"Ireland was part of that mission from as early as 2002," Mr Clonan said. "The guys that went there made a serious contribution, and very valued by the Americans and the British. But there's no acknowledgement or mention of it here."
Mr Power said that the Defence Forces had a stake in this given its involvement in the country in the past.
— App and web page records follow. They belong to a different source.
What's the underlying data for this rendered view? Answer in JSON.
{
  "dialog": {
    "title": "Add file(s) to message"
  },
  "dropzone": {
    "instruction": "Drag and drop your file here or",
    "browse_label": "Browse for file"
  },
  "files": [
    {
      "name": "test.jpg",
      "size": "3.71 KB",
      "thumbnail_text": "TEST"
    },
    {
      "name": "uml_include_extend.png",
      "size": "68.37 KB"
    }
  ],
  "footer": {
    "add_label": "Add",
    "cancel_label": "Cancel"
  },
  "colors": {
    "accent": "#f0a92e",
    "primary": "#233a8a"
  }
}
He said the Defence Forces had always adopted the strategic view that deployment on the ground can help prevent "aggression on your doorstep".
However, he doesn't think events in recent weeks will act as a catalyst for violence targeted at western nations in the short term.
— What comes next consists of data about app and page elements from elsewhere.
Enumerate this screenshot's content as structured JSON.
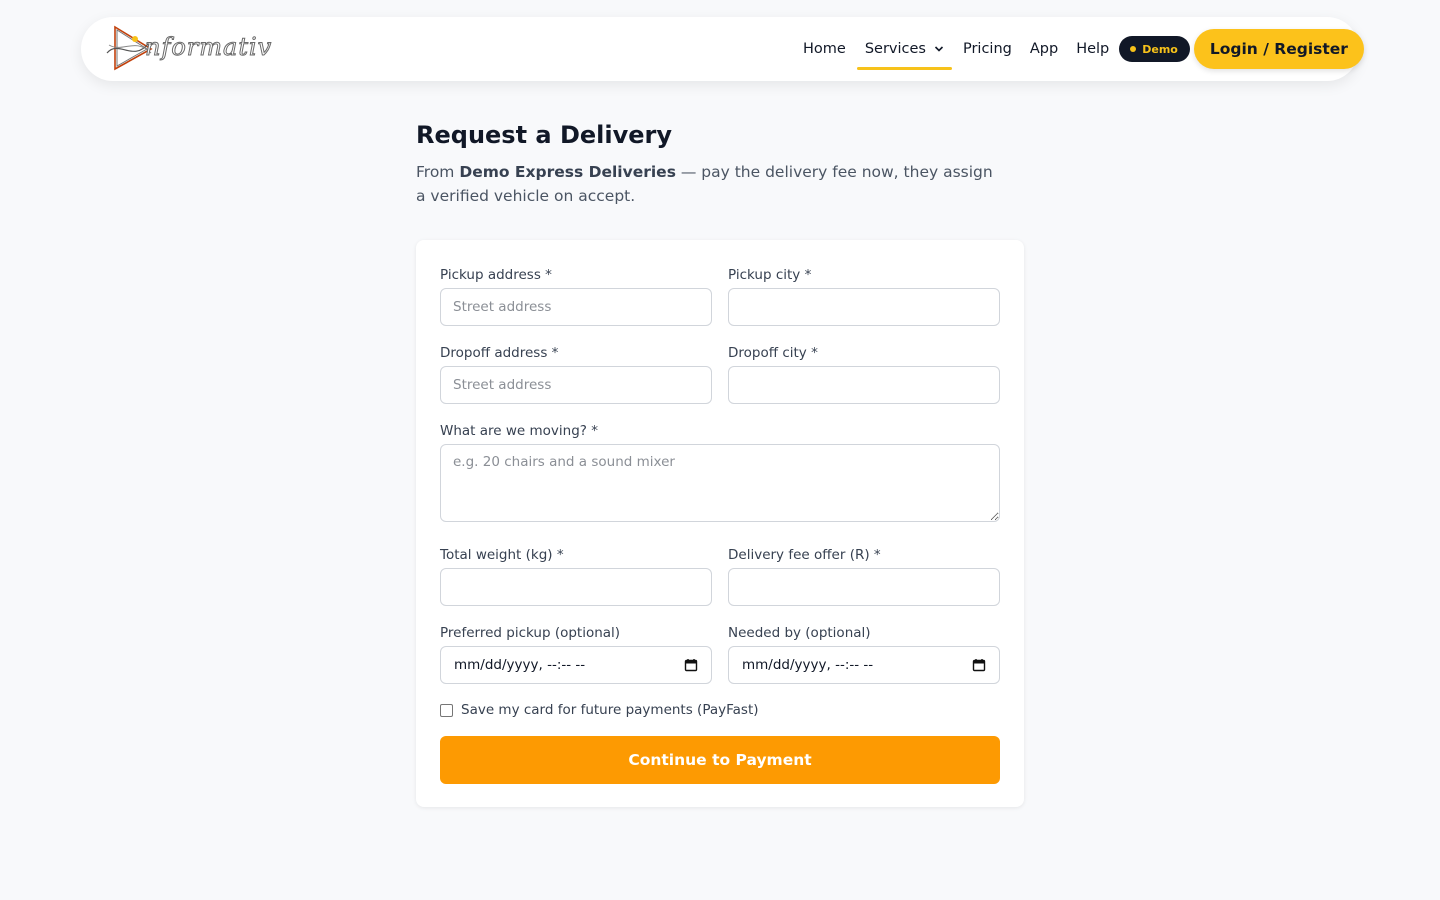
{
  "header": {
    "logo_text": "nformativ",
    "nav": {
      "home": "Home",
      "services": "Services",
      "pricing": "Pricing",
      "app": "App",
      "help": "Help"
    },
    "demo_badge": "Demo",
    "login_label": "Login / Register"
  },
  "page": {
    "title": "Request a Delivery",
    "subtitle_prefix": "From ",
    "company": "Demo Express Deliveries",
    "subtitle_suffix": " — pay the delivery fee now, they assign a verified vehicle on accept."
  },
  "form": {
    "pickup_address": {
      "label": "Pickup address *",
      "placeholder": "Street address",
      "value": ""
    },
    "pickup_city": {
      "label": "Pickup city *",
      "placeholder": "",
      "value": ""
    },
    "dropoff_address": {
      "label": "Dropoff address *",
      "placeholder": "Street address",
      "value": ""
    },
    "dropoff_city": {
      "label": "Dropoff city *",
      "placeholder": "",
      "value": ""
    },
    "moving": {
      "label": "What are we moving? *",
      "placeholder": "e.g. 20 chairs and a sound mixer"
    },
    "weight": {
      "label": "Total weight (kg) *",
      "placeholder": "",
      "value": ""
    },
    "fee": {
      "label": "Delivery fee offer (R) *",
      "placeholder": "",
      "value": ""
    },
    "preferred_pickup": {
      "label": "Preferred pickup (optional)",
      "value": "mm/dd/yyyy, --:-- --"
    },
    "needed_by": {
      "label": "Needed by (optional)",
      "value": "mm/dd/yyyy, --:-- --"
    },
    "save_card_label": "Save my card for future payments (PayFast)",
    "save_card_checked": false,
    "submit_label": "Continue to Payment"
  },
  "colors": {
    "accent_yellow": "#fcc21b",
    "submit_orange": "#fd9a02",
    "dark": "#111827"
  }
}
"If we did see a backlash against the west, [Ireland] wouldn't be top of that list," he said.
Covert, not overt, support
International analysts say that, while the links between the Taliban and Al-Qaeda are strong, the former will offer the latter support more discreetly than during their first period in power when they openly embraced the terror group.
After conquering Kabul for the first time in 1996, the Islamic fundamentalist Taliban regime provided Al-Qaeda with a safe haven to operate training camps, even describing its leader Osama bin Laden as a "guest" of the country.
"[The Taliban] don't want to make the same strategic error, which was blind support for Al-Qaeda which cost them power"
But after being overthrown in 2001 in retaliation for the 11 September attacks in the United States, which were planned from Afghanistan, the incoming Taliban authorities in Kabul are expected to take a different approach this time.
"If the Taliban of 2021 are different from those of 2001, it's not because they have moderated their religious obscurantism, but because they don't want to make the same strategic error, which was their blind support for Al-Qaeda which cost them power," said Jean-Pierre Filiu, a jihadism specialist at Sciences Po university in Paris.
Mr Filiu said that he expected the Taliban to again offer safety to bin Laden's successor Ayman al-Zawahiri and others, citing personal links between the two organisations.
The fathers of Sirajuddin Haqqani and Mullah Yaqoob, both senior leaders in the modern-day Taliban, had past links to bin Laden, for instance.
When the Taliban's leader Haibatullah Akhundzada was appointed in 2016 Zawahiri showered him with praise, calling him "the emir of the faithful".
Mr Power said that there is a hope that the higher echelons of the Taliban now are "more intelligent and strategically aware" than before, with an opportunity to "reinvent themselves" to avoid the worst excesses of the regime.
"The immediate threat assessment [to Ireland] would be that it's very unlikely"
"Make no mistake though, it's not going to be a good time for a great many people in Afghanistan going forward," he said.
He said that while Ireland wouldn't be a high priority for terror groups plotting to attack the west, there is the sense Ireland might be a "soft target" compared to other countries.
"Having said that, the immediate threat assessment would be that it's very unlikely," Mr Power said.
If - and it remains an if at this stage - the Taliban facilitate such groups to proliferate again in Afghanistan, then it may be possible that Europe is again targeted by extremists.
"We had some very difficult times in Europe," Mr Clonan added, citing terror attacks in the mid-2010s. "They all happened when IS had its caliphate in Syria and Iraq. When they had territory. When the caliphate was destroyed, they dropped dramatically.
"Now there's potentially a new sanctuary for Islamist extremists. It does raise grave concerns."
Additional reporting: AFP